From the source, “
If we pass through the interior of Africa in a southerly direction, beyond the Gætuli, after having traversed the intervening deserts, we shall find, first of all the Liby- Egyptians1, and then the country where the Leucæthio- pians2 dwell. Beyond3 these are the Nigritæ4, nations of Æthiopia, so called from the river Nigris5, which has been previously mentioned, the Gymnetes6, surnamed Pharusii, and, on the very margin of the ocean, the Perorsi7, whom we have already spoken of as lying on the boundaries of Mauritania. After passing all these peoples, there are vast deserts towards the east until we come to the Garamantes, the Augylæ, and the Troglodytæ; the opinion of those being exceedingly well founded who place two Æthiopias beyond the deserts of Africa, and more particularly that expressed by Homer8, who tells us that the Æthiopians are divided into two nations, those of the east and those of the west. The river Nigris has the same characteristics as the Nile; it produces the calamus, the papyrus, and just the same animals, and it rises at the same seasons of the year. Its source is between the Tarrælian Æthiopians and the Œcalicæ. Magium, the city of the latter people, has been placed by some writers amid the deserts, and, next to them the Atlantes; then the Ægipani, half men, half beasts, the Blemmyæ9, the Gamphasantes, the Satyri, and the Himantopodes.
The Atlantes10, if we believe what is said, have lost all characteristics of humanity; for there is no mode of distinguishing each other among them by names, and as they look upon the rising and the setting sun, they give utterance to direful imprecations against it, as being deadly to themselves and their lands; nor are they visited with dreams11, like the rest of mortals. The Troglodytæ make excavations in the earth, which serve them for dwellings; the flesh of serpents is their food; they have no articulate voice, but only utter a kind of squeaking noise12; and thus are they utterly destitute of all means of communication by language. The Garamantes have no institution of marriage among them, and live in promiscuous concubinage with their women. The Augylæ worship no deities13 but the gods of the infernal regions. The Gamphasantes, who go naked, and are unacquainted with war14, hold no intercourse whatever with strangers. The Blemmyæ are said to have no heads, their mouths and eyes being seated in their breasts. The Satyri15, beyond their figure, have nothing in common with the manners of the human race, and the form of the Ægipani16 is such as is commonly represented in paintings. The Himantopodes17 are a race of people with feet resembling thongs, upon which they move along by nature with a serpentine, crawling kind of gait. The Pharusii, descended from the ancient Persians, are said to have been the companions of Hercules when on his expedition to the Hesperides. Beyond the above, I have met with nothing relative to Africa18 worthy of mention.
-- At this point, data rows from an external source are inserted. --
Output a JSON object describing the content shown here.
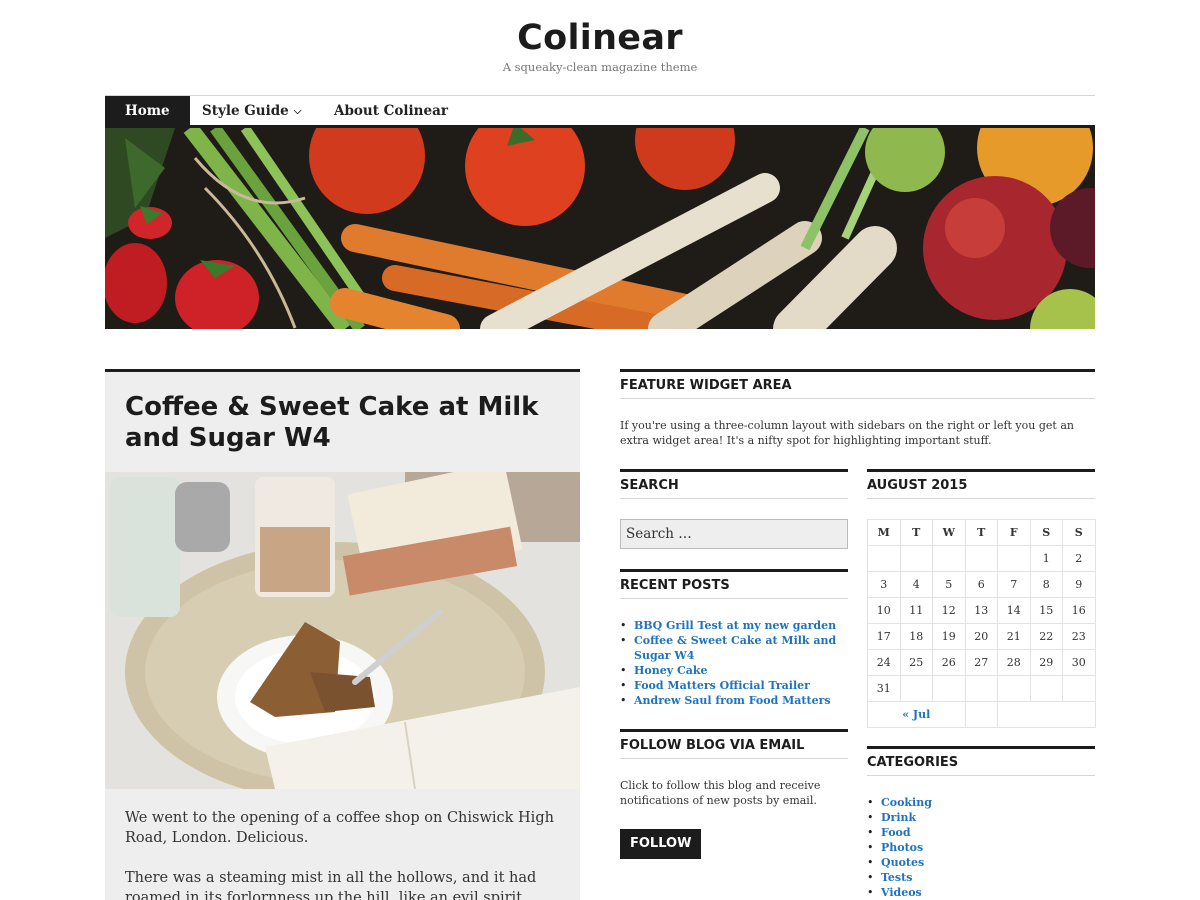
{
  "site": {
    "title": "Colinear",
    "description": "A squeaky-clean magazine theme"
  },
  "nav": {
    "items": [
      {
        "label": "Home",
        "active": true
      },
      {
        "label": "Style Guide",
        "has_dropdown": true
      },
      {
        "label": "About Colinear"
      }
    ],
    "dropdown_icon": "chevron-down-icon"
  },
  "banner": {
    "subject": "vegetables-and-fruit-header-image"
  },
  "post": {
    "title": "Coffee & Sweet Cake at Milk and Sugar W4",
    "image": "coffee-and-cake-photo",
    "paragraphs": [
      "We went to the opening of a coffee shop on Chiswick High Road, London. Delicious.",
      "There was a steaming mist in all the hollows, and it had roamed in its forlornness up the hill, like an evil spirit, seeking rest and finding"
    ]
  },
  "feature_widget": {
    "title": "FEATURE WIDGET AREA",
    "text": "If you're using a three-column layout with sidebars on the right or left you get an extra widget area! It's a nifty spot for highlighting important stuff."
  },
  "search_widget": {
    "title": "SEARCH",
    "placeholder": "Search …"
  },
  "recent_posts": {
    "title": "RECENT POSTS",
    "items": [
      "BBQ Grill Test at my new garden",
      "Coffee & Sweet Cake at Milk and Sugar W4",
      "Honey Cake",
      "Food Matters Official Trailer",
      "Andrew Saul from Food Matters"
    ]
  },
  "follow_widget": {
    "title": "FOLLOW BLOG VIA EMAIL",
    "text": "Click to follow this blog and receive notifications of new posts by email.",
    "button": "FOLLOW"
  },
  "calendar": {
    "title": "AUGUST 2015",
    "weekdays": [
      "M",
      "T",
      "W",
      "T",
      "F",
      "S",
      "S"
    ],
    "weeks": [
      [
        "",
        "",
        "",
        "",
        "",
        "1",
        "2"
      ],
      [
        "3",
        "4",
        "5",
        "6",
        "7",
        "8",
        "9"
      ],
      [
        "10",
        "11",
        "12",
        "13",
        "14",
        "15",
        "16"
      ],
      [
        "17",
        "18",
        "19",
        "20",
        "21",
        "22",
        "23"
      ],
      [
        "24",
        "25",
        "26",
        "27",
        "28",
        "29",
        "30"
      ],
      [
        "31",
        "",
        "",
        "",
        "",
        "",
        ""
      ]
    ],
    "prev_label": "« Jul"
  },
  "categories": {
    "title": "CATEGORIES",
    "items": [
      "Cooking",
      "Drink",
      "Food",
      "Photos",
      "Quotes",
      "Tests",
      "Videos"
    ]
  },
  "colors": {
    "accent": "#1c1c1c",
    "link": "#1e73be",
    "post_bg": "#eeeeee"
  }
}
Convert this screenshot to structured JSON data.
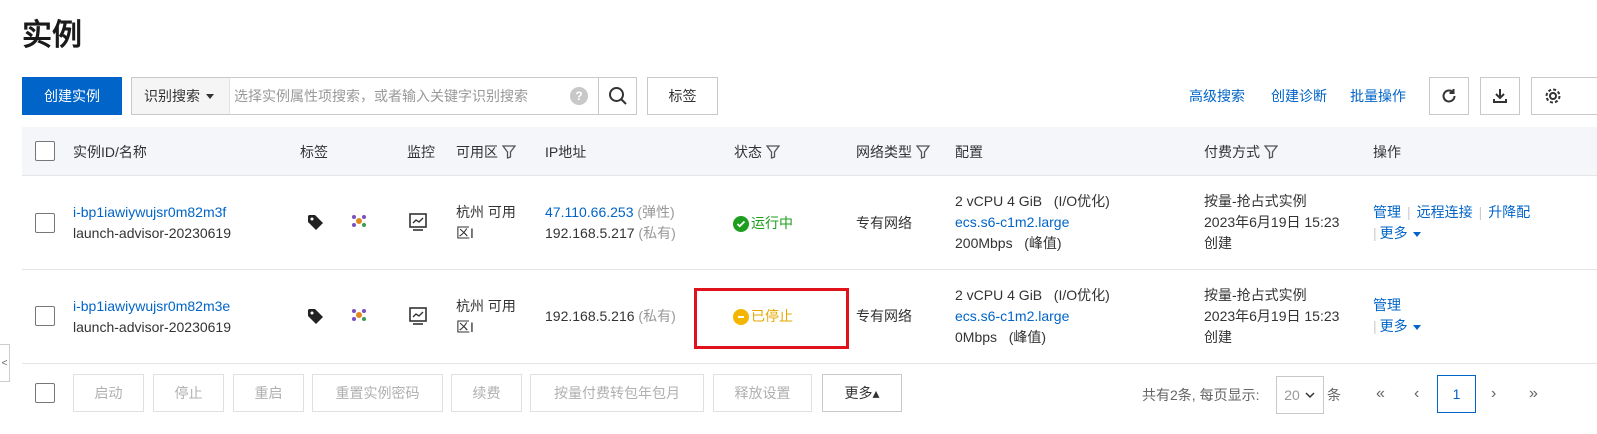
{
  "page": {
    "title": "实例"
  },
  "toolbar": {
    "create_label": "创建实例",
    "search_type_label": "识别搜索",
    "search_placeholder": "选择实例属性项搜索，或者输入关键字识别搜索",
    "help_label": "?",
    "tag_label": "标签",
    "advanced_search_label": "高级搜索",
    "create_diagnosis_label": "创建诊断",
    "batch_ops_label": "批量操作"
  },
  "table": {
    "headers": {
      "id_name": "实例ID/名称",
      "tags": "标签",
      "monitor": "监控",
      "zone": "可用区",
      "ip": "IP地址",
      "status": "状态",
      "network": "网络类型",
      "config": "配置",
      "billing": "付费方式",
      "actions": "操作"
    },
    "rows": [
      {
        "id": "i-bp1iawiywujsr0m82m3f",
        "name": "launch-advisor-20230619",
        "zone_line1": "杭州 可用",
        "zone_line2": "区I",
        "ip_public": "47.110.66.253",
        "ip_public_tag": "(弹性)",
        "ip_private": "192.168.5.217",
        "ip_private_tag": "(私有)",
        "status": "运行中",
        "status_color": "#1e9e1e",
        "network": "专有网络",
        "config_line1": "2 vCPU 4 GiB   (I/O优化)",
        "config_type": "ecs.s6-c1m2.large",
        "config_bandwidth": "200Mbps   (峰值)",
        "billing_line1": "按量-抢占式实例",
        "billing_line2": "2023年6月19日 15:23",
        "billing_line3": "创建",
        "action_manage": "管理",
        "action_remote": "远程连接",
        "action_upgrade": "升降配",
        "action_more": "更多"
      },
      {
        "id": "i-bp1iawiywujsr0m82m3e",
        "name": "launch-advisor-20230619",
        "zone_line1": "杭州 可用",
        "zone_line2": "区I",
        "ip_private": "192.168.5.216",
        "ip_private_tag": "(私有)",
        "status": "已停止",
        "status_color": "#e6a800",
        "network": "专有网络",
        "config_line1": "2 vCPU 4 GiB   (I/O优化)",
        "config_type": "ecs.s6-c1m2.large",
        "config_bandwidth": "0Mbps   (峰值)",
        "billing_line1": "按量-抢占式实例",
        "billing_line2": "2023年6月19日 15:23",
        "billing_line3": "创建",
        "action_manage": "管理",
        "action_more": "更多"
      }
    ]
  },
  "footer": {
    "buttons": [
      "启动",
      "停止",
      "重启",
      "重置实例密码",
      "续费",
      "按量付费转包年包月",
      "释放设置"
    ],
    "more_label": "更多▴",
    "total_text": "共有2条, 每页显示:",
    "page_size": "20",
    "unit": "条",
    "first": "«",
    "prev": "‹",
    "current_page": "1",
    "next": "›",
    "last": "»"
  },
  "side_tab_label": "<"
}
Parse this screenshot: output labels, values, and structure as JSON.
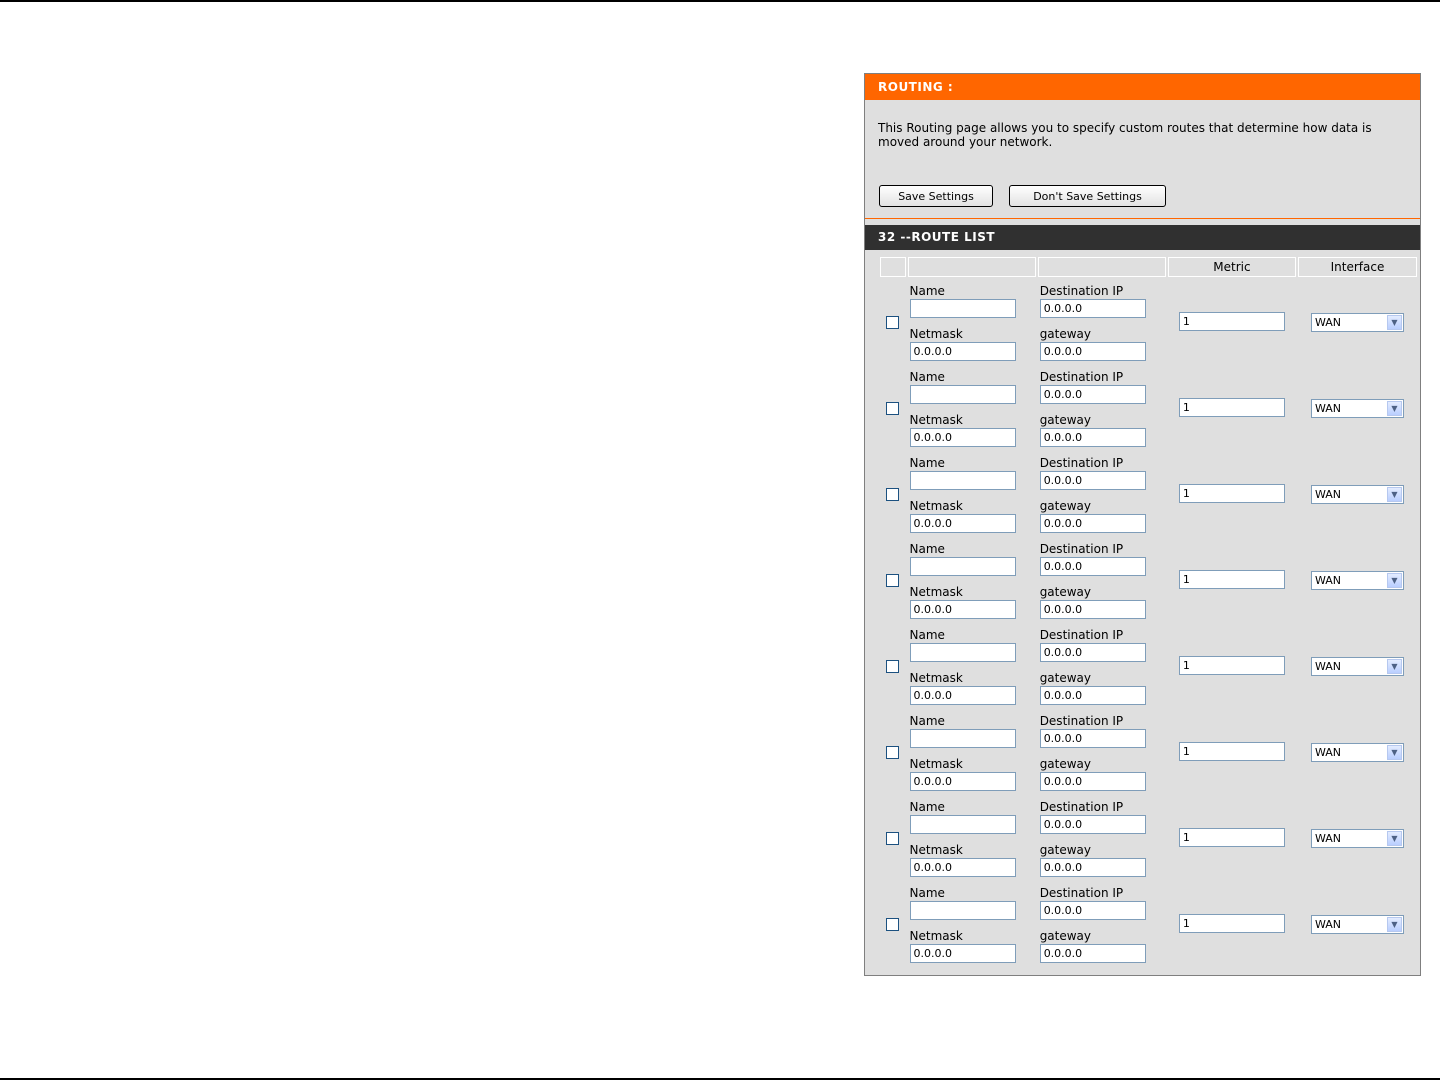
{
  "routing": {
    "title": "ROUTING :",
    "description": "This Routing page allows you to specify custom routes that determine how data is moved around your network.",
    "save_label": "Save Settings",
    "dont_save_label": "Don't Save Settings"
  },
  "route_list": {
    "title": "32 --ROUTE LIST",
    "headers": {
      "metric": "Metric",
      "interface": "Interface"
    },
    "labels": {
      "name": "Name",
      "dest": "Destination IP",
      "netmask": "Netmask",
      "gateway": "gateway"
    },
    "rows": [
      {
        "name": "",
        "dest": "0.0.0.0",
        "netmask": "0.0.0.0",
        "gateway": "0.0.0.0",
        "metric": "1",
        "interface": "WAN"
      },
      {
        "name": "",
        "dest": "0.0.0.0",
        "netmask": "0.0.0.0",
        "gateway": "0.0.0.0",
        "metric": "1",
        "interface": "WAN"
      },
      {
        "name": "",
        "dest": "0.0.0.0",
        "netmask": "0.0.0.0",
        "gateway": "0.0.0.0",
        "metric": "1",
        "interface": "WAN"
      },
      {
        "name": "",
        "dest": "0.0.0.0",
        "netmask": "0.0.0.0",
        "gateway": "0.0.0.0",
        "metric": "1",
        "interface": "WAN"
      },
      {
        "name": "",
        "dest": "0.0.0.0",
        "netmask": "0.0.0.0",
        "gateway": "0.0.0.0",
        "metric": "1",
        "interface": "WAN"
      },
      {
        "name": "",
        "dest": "0.0.0.0",
        "netmask": "0.0.0.0",
        "gateway": "0.0.0.0",
        "metric": "1",
        "interface": "WAN"
      },
      {
        "name": "",
        "dest": "0.0.0.0",
        "netmask": "0.0.0.0",
        "gateway": "0.0.0.0",
        "metric": "1",
        "interface": "WAN"
      },
      {
        "name": "",
        "dest": "0.0.0.0",
        "netmask": "0.0.0.0",
        "gateway": "0.0.0.0",
        "metric": "1",
        "interface": "WAN"
      }
    ]
  },
  "icons": {
    "dropdown": "chevron-down-icon",
    "checkbox": "checkbox-unchecked"
  }
}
1 The greater portion of this Chapter is extracted almost verbatim from the account given by Mela. Ptolemy seems to place the Liby-Egyptians to the south of the Greater and Lesser Oasis, on the route thence to Darfour.
2 Or “White Æthiopians,” men though of dark complexion, not negroes. Marcus is of opinion that the words “intervenientibus desertis” refer to the tract of desert country lying between the Leucæthiopians and the Liby-Egyptians, and not to that between the Gætulians on the one hand and the Liby-Egyptians and the Leucæthiopians on the other.
3 Meaning to the south and the south-east of these three nations, according to Marcus. Rennel takes the Leucæthiopians to be the present Mandingos of higher Senegambia: Marcus however thinks that they are the Azanaghis, who dwell on the edge of the Great Desert, and are not of so black a complexion as the Mandingos.”
This source confirms that “white” Ethiopians were a dark-skinned people, but it doesn’t mean they were the darkest of peoples. This is in accordance with the “dark colorization” ancient Greco-Roman thinkers placed different dark-skinned peoples into like Ethiopians, Indians, Moors, Egyptians, Colchians, and the others who were dark-skinned peoples of varying shades and hair textures.
This source can serve as a reminder that “white” people in ancient and medieval Africa were not necessarily “white”, but they were black/dark-skinned peoples of lighter shades than other black/dark-skinned peoples or they were ethnically/racially mixed people.